My childhood piety at the foot of the cross prevented me from focusing upon the lifetime Jesus spent teaching us why he would one day find the strength to endure his passion and death. In all that he said and did as he walked among the people, Jesus revealed God’s love. If we take to heart the compassion evident in Jesus’ healing and forgiveness, if we take to heart Jesus overriding concern for the poor, the heartbroken and those ostracized from the rest of society, and if we take to heart the promise of heaven offered in the miracle of The Transfiguration, we must also take to heart the love expressed in each of these things. We simply must not ignore what I missed as a child: That Jesus did what he did to convince us that we are loved and that we are called to love one another.

This Lent, our work is simple. We must put aside our own needs in order to attend to one another and to attend to God. Jesus did actually live and die for each one of us, and you and I are counted among his dearest friends. It is up to us to return Jesus’ friendship in kind.

Precious Lord, God touched humankind with the best of heaven when you became one of us. Help me always to be mindful of the gift of your friendship. Just as you laid down your life for me, give me the strength to lay down the life I have been given for you.
©2013 Mary Penich – All Rights Reserved

Saturday, The First Week of Lent

Whoever wishes to be great among you shall be your servant; whoever wishes to be first among you shall be your slave.
From Matthew 20:17-28

Though this might seem to be a small gesture to some, my neighbor’s kindness meant the world to me. We’d had a very heavy snowfall and most of us headed outdoors early to clear our driveways. He and another neighbor across the street took care of their own drives and then moved on to a third because that neighbor was out of town. In the mean time, I plugged away at my own mound of snow.

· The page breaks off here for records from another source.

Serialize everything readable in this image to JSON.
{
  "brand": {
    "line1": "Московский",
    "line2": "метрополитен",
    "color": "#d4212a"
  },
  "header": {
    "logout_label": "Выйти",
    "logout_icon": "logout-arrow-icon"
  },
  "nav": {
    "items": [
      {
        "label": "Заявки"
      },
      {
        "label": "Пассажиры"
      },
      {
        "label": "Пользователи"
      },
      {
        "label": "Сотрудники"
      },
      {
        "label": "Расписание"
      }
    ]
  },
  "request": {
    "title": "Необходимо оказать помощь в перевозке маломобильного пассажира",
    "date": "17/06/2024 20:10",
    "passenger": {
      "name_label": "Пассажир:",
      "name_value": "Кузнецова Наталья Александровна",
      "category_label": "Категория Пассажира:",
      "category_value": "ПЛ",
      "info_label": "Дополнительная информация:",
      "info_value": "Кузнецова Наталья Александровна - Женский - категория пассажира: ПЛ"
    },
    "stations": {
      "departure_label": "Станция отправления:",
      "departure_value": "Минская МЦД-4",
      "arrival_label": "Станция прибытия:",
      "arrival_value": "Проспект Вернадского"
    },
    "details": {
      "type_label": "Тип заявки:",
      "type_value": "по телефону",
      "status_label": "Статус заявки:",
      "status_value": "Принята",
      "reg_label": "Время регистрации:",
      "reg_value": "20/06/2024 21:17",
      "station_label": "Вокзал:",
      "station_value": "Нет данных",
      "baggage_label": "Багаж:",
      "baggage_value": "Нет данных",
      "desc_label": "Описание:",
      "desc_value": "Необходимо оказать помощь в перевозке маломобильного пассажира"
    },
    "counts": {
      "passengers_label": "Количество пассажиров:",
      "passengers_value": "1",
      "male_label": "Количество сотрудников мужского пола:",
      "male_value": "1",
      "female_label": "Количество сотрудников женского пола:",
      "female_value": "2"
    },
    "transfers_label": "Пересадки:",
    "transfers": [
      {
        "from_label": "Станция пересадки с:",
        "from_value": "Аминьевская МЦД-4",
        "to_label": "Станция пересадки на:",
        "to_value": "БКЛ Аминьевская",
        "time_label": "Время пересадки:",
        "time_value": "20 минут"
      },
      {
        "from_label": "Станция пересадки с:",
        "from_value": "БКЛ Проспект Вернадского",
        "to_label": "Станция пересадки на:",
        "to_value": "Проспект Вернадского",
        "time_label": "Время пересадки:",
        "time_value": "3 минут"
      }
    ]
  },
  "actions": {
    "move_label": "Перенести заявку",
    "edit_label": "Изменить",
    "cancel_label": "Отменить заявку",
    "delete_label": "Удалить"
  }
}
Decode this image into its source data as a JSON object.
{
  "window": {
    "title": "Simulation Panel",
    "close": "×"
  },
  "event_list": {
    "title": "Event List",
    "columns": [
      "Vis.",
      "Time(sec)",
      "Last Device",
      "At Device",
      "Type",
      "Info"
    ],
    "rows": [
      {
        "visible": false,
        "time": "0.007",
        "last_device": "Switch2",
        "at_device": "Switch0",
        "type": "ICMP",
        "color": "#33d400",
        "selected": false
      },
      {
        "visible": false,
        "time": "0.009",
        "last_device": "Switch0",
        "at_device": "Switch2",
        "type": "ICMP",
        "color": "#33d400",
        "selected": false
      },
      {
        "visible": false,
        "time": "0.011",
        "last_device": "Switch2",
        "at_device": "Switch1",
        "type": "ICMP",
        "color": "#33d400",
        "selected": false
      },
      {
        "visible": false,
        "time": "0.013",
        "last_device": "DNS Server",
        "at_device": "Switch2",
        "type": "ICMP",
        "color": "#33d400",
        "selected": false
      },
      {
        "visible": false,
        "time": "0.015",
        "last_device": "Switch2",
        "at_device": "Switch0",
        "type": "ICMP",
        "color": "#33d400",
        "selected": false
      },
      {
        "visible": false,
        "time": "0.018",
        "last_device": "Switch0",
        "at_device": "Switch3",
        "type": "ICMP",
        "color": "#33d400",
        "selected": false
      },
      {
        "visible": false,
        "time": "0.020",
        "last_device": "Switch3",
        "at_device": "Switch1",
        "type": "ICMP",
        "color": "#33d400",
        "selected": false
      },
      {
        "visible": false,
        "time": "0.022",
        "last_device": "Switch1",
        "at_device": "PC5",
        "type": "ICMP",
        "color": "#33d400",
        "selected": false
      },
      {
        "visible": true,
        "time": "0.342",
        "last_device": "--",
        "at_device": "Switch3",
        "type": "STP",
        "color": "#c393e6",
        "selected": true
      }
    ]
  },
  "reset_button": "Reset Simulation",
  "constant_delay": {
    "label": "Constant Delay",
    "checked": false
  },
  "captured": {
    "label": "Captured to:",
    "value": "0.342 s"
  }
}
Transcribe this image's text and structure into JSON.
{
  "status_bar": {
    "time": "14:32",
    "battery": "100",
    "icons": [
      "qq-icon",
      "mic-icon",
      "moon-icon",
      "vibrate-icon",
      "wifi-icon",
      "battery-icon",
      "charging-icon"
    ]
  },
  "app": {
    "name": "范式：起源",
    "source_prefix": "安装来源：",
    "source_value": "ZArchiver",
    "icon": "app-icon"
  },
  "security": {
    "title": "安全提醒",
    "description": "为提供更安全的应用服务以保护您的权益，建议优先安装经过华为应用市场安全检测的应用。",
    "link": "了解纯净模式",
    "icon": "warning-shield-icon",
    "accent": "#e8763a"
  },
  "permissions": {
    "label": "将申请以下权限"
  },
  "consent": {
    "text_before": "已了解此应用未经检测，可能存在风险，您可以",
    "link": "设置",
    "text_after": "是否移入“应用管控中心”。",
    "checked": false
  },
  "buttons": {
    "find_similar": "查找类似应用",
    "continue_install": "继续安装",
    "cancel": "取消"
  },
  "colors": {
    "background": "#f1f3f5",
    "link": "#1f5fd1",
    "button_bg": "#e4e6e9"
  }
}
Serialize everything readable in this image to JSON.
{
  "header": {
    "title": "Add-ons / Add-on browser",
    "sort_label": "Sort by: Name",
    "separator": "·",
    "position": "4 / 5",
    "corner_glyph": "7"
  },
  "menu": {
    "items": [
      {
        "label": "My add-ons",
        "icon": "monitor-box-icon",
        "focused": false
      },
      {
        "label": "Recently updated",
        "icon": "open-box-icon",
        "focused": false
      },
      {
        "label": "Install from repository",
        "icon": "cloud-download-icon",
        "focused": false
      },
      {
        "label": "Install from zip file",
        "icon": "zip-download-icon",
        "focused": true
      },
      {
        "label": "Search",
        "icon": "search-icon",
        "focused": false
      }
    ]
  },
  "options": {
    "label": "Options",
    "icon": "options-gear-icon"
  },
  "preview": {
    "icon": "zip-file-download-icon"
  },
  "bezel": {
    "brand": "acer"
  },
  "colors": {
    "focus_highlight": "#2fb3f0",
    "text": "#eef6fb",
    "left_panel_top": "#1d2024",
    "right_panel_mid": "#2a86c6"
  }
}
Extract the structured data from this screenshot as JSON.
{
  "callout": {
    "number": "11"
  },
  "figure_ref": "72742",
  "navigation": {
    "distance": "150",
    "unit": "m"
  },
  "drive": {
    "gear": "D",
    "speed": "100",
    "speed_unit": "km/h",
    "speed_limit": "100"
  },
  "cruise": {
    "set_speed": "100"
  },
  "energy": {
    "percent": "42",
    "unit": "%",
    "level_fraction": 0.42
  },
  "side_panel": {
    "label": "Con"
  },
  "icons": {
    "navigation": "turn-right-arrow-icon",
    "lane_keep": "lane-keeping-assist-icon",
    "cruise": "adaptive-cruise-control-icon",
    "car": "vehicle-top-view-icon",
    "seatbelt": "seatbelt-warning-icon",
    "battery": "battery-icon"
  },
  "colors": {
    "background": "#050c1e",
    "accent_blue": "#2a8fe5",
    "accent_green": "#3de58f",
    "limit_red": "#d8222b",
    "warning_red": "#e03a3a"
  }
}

I had almost finished when the village plow came through and left an eighteen-inch icy mound at the end of my driveway. There was no way that my mediocre snow blower would make a dent in that great white wall. There was also no way that my back would tolerate shoveling. Still, I grabbed my shovel and headed toward the street.

My neighbor across the street must have seen my tears. Not a minute later, he strolled over with his larger snow blower. In spite of the ice on his eyebrows and his rosy-cold cheeks, he cleared away my snow bank. When I tried to help with my shovel, he instructed me to go into the house to warm up while he worked.

Dear Jesus, you teach us to serve one another. Help me to serve those you have given me to love with my good neighbor’s generosity.

©2013 Mary Penich – All Rights Reserved